• [Records drawn from a dataset]:
+++++

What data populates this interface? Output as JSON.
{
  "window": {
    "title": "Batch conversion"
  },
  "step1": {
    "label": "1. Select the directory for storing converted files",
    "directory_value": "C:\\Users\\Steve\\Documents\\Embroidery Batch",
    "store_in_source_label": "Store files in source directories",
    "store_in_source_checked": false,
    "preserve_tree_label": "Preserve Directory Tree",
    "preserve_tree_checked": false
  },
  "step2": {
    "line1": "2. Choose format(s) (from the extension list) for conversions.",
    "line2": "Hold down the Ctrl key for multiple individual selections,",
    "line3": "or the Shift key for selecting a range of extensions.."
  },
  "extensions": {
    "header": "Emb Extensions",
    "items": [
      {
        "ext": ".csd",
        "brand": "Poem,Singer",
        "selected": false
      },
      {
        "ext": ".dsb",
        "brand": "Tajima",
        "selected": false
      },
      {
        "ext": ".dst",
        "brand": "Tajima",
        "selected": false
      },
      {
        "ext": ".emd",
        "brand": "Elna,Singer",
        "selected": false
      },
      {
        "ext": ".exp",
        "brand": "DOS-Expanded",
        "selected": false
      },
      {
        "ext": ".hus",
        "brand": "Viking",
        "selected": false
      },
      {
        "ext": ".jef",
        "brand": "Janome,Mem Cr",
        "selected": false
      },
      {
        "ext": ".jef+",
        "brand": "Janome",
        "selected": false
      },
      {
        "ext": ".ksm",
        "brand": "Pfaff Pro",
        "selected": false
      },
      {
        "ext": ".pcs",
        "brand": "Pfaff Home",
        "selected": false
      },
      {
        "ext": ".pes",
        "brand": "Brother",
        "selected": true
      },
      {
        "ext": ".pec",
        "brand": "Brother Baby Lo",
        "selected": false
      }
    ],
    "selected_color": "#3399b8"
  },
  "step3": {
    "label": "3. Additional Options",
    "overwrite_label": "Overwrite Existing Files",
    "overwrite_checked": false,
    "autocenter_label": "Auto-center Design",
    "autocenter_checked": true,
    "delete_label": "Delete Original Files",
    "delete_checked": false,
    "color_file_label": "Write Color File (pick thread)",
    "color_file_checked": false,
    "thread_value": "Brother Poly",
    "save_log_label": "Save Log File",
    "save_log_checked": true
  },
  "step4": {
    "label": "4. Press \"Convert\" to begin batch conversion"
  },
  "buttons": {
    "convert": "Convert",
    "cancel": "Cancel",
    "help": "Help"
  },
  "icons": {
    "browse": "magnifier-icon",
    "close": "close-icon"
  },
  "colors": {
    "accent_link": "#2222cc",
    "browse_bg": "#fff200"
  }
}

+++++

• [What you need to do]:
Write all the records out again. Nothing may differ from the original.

• [Problem solution]:
What data populates this interface? Output as JSON.
{
  "window": {
    "title": "Batch conversion"
  },
  "step1": {
    "label": "1. Select the directory for storing converted files",
    "directory_value": "C:\\Users\\Steve\\Documents\\Embroidery Batch",
    "store_in_source_label": "Store files in source directories",
    "store_in_source_checked": false,
    "preserve_tree_label": "Preserve Directory Tree",
    "preserve_tree_checked": false
  },
  "step2": {
    "line1": "2. Choose format(s) (from the extension list) for conversions.",
    "line2": "Hold down the Ctrl key for multiple individual selections,",
    "line3": "or the Shift key for selecting a range of extensions.."
  },
  "extensions": {
    "header": "Emb Extensions",
    "items": [
      {
        "ext": ".csd",
        "brand": "Poem,Singer",
        "selected": false
      },
      {
        "ext": ".dsb",
        "brand": "Tajima",
        "selected": false
      },
      {
        "ext": ".dst",
        "brand": "Tajima",
        "selected": false
      },
      {
        "ext": ".emd",
        "brand": "Elna,Singer",
        "selected": false
      },
      {
        "ext": ".exp",
        "brand": "DOS-Expanded",
        "selected": false
      },
      {
        "ext": ".hus",
        "brand": "Viking",
        "selected": false
      },
      {
        "ext": ".jef",
        "brand": "Janome,Mem Cr",
        "selected": false
      },
      {
        "ext": ".jef+",
        "brand": "Janome",
        "selected": false
      },
      {
        "ext": ".ksm",
        "brand": "Pfaff Pro",
        "selected": false
      },
      {
        "ext": ".pcs",
        "brand": "Pfaff Home",
        "selected": false
      },
      {
        "ext": ".pes",
        "brand": "Brother",
        "selected": true
      },
      {
        "ext": ".pec",
        "brand": "Brother Baby Lo",
        "selected": false
      }
    ],
    "selected_color": "#3399b8"
  },
  "step3": {
    "label": "3. Additional Options",
    "overwrite_label": "Overwrite Existing Files",
    "overwrite_checked": false,
    "autocenter_label": "Auto-center Design",
    "autocenter_checked": true,
    "delete_label": "Delete Original Files",
    "delete_checked": false,
    "color_file_label": "Write Color File (pick thread)",
    "color_file_checked": false,
    "thread_value": "Brother Poly",
    "save_log_label": "Save Log File",
    "save_log_checked": true
  },
  "step4": {
    "label": "4. Press \"Convert\" to begin batch conversion"
  },
  "buttons": {
    "convert": "Convert",
    "cancel": "Cancel",
    "help": "Help"
  },
  "icons": {
    "browse": "magnifier-icon",
    "close": "close-icon"
  },
  "colors": {
    "accent_link": "#2222cc",
    "browse_bg": "#fff200"
  }
}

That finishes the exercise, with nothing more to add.